For this evening we have the peculiarly Ormskirk tradition of turning on of the Christmas lights.
Led by the police, we process from Ormskirk parish church – a collection of Disney characters and Welliephant, the Mayor, an assortment of clergy along with our church choir and an irritatingly jovial Father Christmas. For some unknown reason we invariably follow a proudly-kilted piper playing ‘Scotland the Brave.” (Next year’s rendition could well be considered seditious).
Cheered by the thronging masses we head to the market clock where an A-list celebrity will have been entertaining the crowds from a specially constructed set. This year we have Bruce Jones. You will remember Bruce as the cab driver Les Battersby which he played in Coronation Street prior to 2007.
At this point the atmosphere abruptly changes as the clergy, carefully lifting our cassocks, climb onto the stage. We then have a short and to-the-point carol service. Led by the Skelmersdale brass band and our choir we sing the traditional carols, even before Advent. Then one of the church leaders gives a short address, taking full advantage of the state-of-the-start pa system.
This year the lot for this challenge has fallen on me, probably the most difficult thing I do in ministry. Facing what to all intents appears like a huge fairground, I aim to clearly present the message of Christmas to the milling throng. One of the traditions established over the years is that the town cryer will introduce me by the wrong name. I cope.
We have honed this gospel presentation over the years. Indisputably the most memorable was in 1999 when our then-curate Mark Stanford commissioned Bernard Simpson to cut up a large Christmas tree into a cross using a chain-saw. How they escaped prosecution on health and safety grounds I will never know.
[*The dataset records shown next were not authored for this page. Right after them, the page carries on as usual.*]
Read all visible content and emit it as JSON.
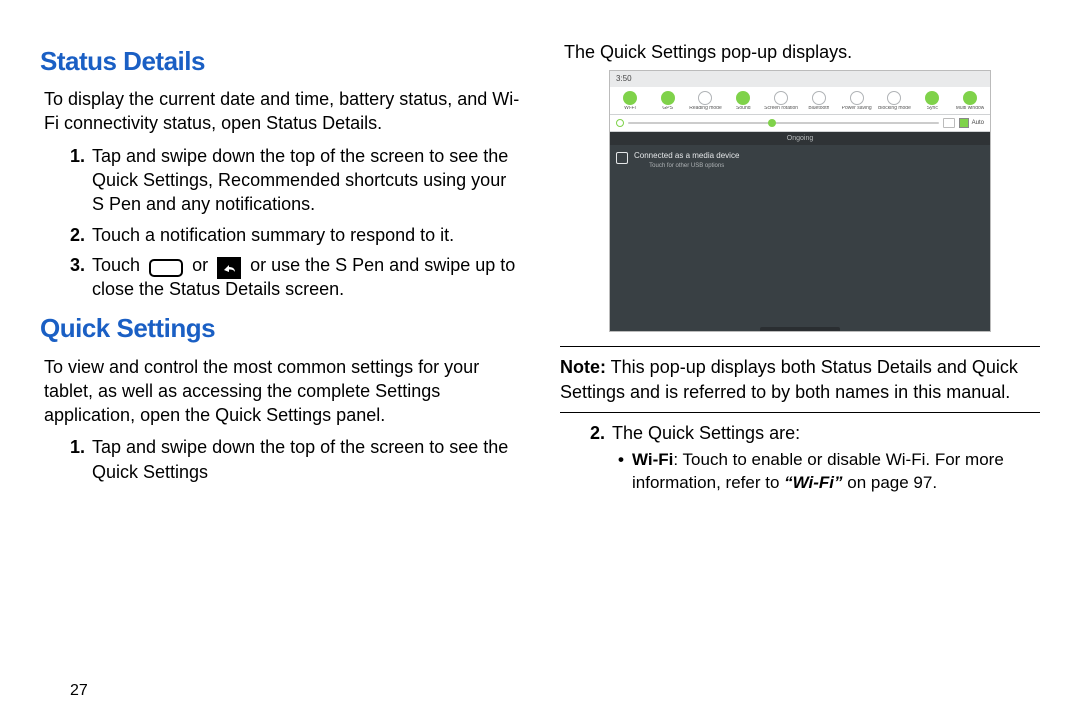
{
  "page_number": "27",
  "left": {
    "h_status": "Status Details",
    "status_intro": "To display the current date and time, battery status, and Wi-Fi connectivity status, open Status Details.",
    "status_steps": [
      "Tap and swipe down the top of the screen to see the Quick Settings, Recommended shortcuts using your S Pen and any notifications.",
      "Touch a notification summary to respond to it.",
      {
        "pre": "Touch ",
        "mid": " or ",
        "post": " or use the S Pen and swipe up to close the Status Details screen."
      }
    ],
    "h_quick": "Quick Settings",
    "quick_intro": "To view and control the most common settings for your tablet, as well as accessing the complete Settings application, open the Quick Settings panel.",
    "quick_step1": "Tap and swipe down the top of the screen to see the Quick Settings"
  },
  "right": {
    "caption": "The Quick Settings pop-up displays.",
    "screenshot": {
      "time": "3:50",
      "date_top": "",
      "date_sub": "",
      "auto_label": "Auto",
      "category": "Ongoing",
      "notif_title": "Connected as a media device",
      "notif_sub": "Touch for other USB options",
      "toggles": [
        {
          "label": "Wi-Fi",
          "on": true
        },
        {
          "label": "GPS",
          "on": true
        },
        {
          "label": "Reading mode",
          "on": false
        },
        {
          "label": "Sound",
          "on": true
        },
        {
          "label": "Screen rotation",
          "on": false
        },
        {
          "label": "Bluetooth",
          "on": false
        },
        {
          "label": "Power saving",
          "on": false
        },
        {
          "label": "Blocking mode",
          "on": false
        },
        {
          "label": "Sync",
          "on": true
        },
        {
          "label": "Multi window",
          "on": true
        }
      ]
    },
    "note_bold": "Note:",
    "note_text": " This pop-up displays both Status Details and Quick Settings and is referred to by both names in this manual.",
    "step2_lead": "The Quick Settings are:",
    "bullet_bold": "Wi-Fi",
    "bullet_text": ": Touch to enable or disable Wi-Fi. For more information, refer to ",
    "bullet_ref": "“Wi-Fi”",
    "bullet_tail": " on page 97."
  }
}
I guess I have 90 seconds to make a telling point. Anymore and you have lost everyone but the few on the front row. Then, the lights are finally turned on and everyone bursts into song. And the carnival resumes.
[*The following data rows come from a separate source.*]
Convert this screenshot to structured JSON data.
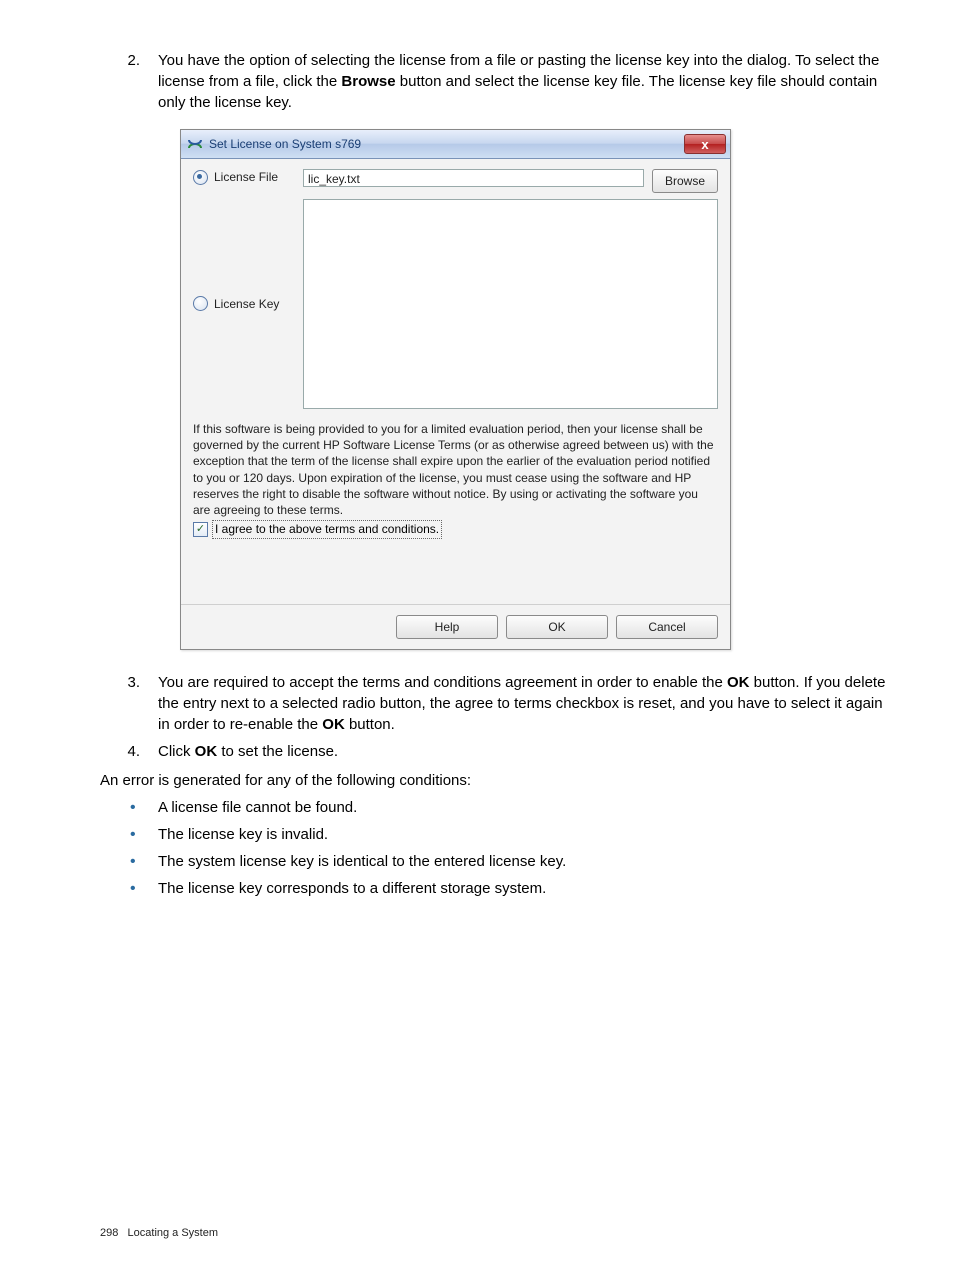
{
  "steps": {
    "s2": {
      "num": "2.",
      "text_prefix": "You have the option of selecting the license from a file or pasting the license key into the dialog. To select the license from a file, click the ",
      "bold1": "Browse",
      "text_suffix": " button and select the license key file. The license key file should contain only the license key."
    },
    "s3": {
      "num": "3.",
      "text_prefix": "You are required to accept the terms and conditions agreement in order to enable the ",
      "bold1": "OK",
      "text_mid": " button. If you delete the entry next to a selected radio button, the agree to terms checkbox is reset, and you have to select it again in order to re-enable the ",
      "bold2": "OK",
      "text_suffix": " button."
    },
    "s4": {
      "num": "4.",
      "text_prefix": "Click ",
      "bold1": "OK",
      "text_suffix": " to set the license."
    }
  },
  "dialog": {
    "title": "Set License on System s769",
    "radio_file_label": "License File",
    "radio_key_label": "License Key",
    "file_value": "lic_key.txt",
    "browse_label": "Browse",
    "terms": "If this software is being provided to you for a limited evaluation period, then your license shall be governed by the current HP Software License Terms (or as otherwise agreed between us) with the exception that the term of the license shall expire upon the earlier of the evaluation period notified to you or 120 days. Upon expiration of the license, you must cease using the software and HP reserves the right to disable the software without notice. By using or activating the software you are agreeing to these terms.",
    "agree_label": "I agree to the above terms and conditions.",
    "buttons": {
      "help": "Help",
      "ok": "OK",
      "cancel": "Cancel"
    }
  },
  "errors_intro": "An error is generated for any of the following conditions:",
  "errors": [
    "A license file cannot be found.",
    "The license key is invalid.",
    "The system license key is identical to the entered license key.",
    "The license key corresponds to a different storage system."
  ],
  "footer": {
    "page": "298",
    "section": "Locating a System"
  }
}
The big question is why do we do it? Are we selling out to the commercialisation of Christmas? Surely the celebration of the incarnation deserves a profound sense of awe rather than Snow White.
In many ways our participation in this annual bunfest presents on a small scale the ongoing dilemma of how do we the church of Jesus relate to society, now increasingly secular and dismissive of the challenge of the gospel. So Peter begins his letter by describing Christians as “exiles scattered to the four winds.” (1 Peter 1, the Message). This world is not our home, we don’t expect to fit in.
We do need to be alert to the risk of losing our prophetic edge and failing to represent God’s love and justice. But it was the prophet Jeremiah who urged the exiles to fit in and put down roots in Babylon.
“Seek the peace and prosperity of the city to which I have carried you into exile.” (Jeremiah 29:7). You may be exiles but get involved. Be a blessing to your community.
There is something special about the church’s role in Ormskirk, something to be prized and nurtured. In contrast when I was a vicar in Rochdale, the town council, sensitive to Muslim sensitivities, pulled the plug on the civic carol service. Certainly just a few years ago there was some pressure here on the churches to lower our profile for the turning on the Christmas lights. Hence the stand taken by Chris Jones.
Around this time Ormskirk Christian Fellowship made the strategic decision to get involved in Ormskirk Churches Together and in the civic life of our township. Since then the churches of Ormskirk have aimed to bless our community with street pastors, debt advice and the food bank along with Park Praise.
I don’t think it is a coincidence that only last year the Mayor here instituted the West Lancashire Carol Service held at Ormskirk Parish Church.
So just before the lights of Ormskirk are turned on in all their splendour, we together pray to the babe of Bethlehem. It is his presence among us which changes everything; he truly is the Light for the dark world. And amazingly he has chosen to shine through us.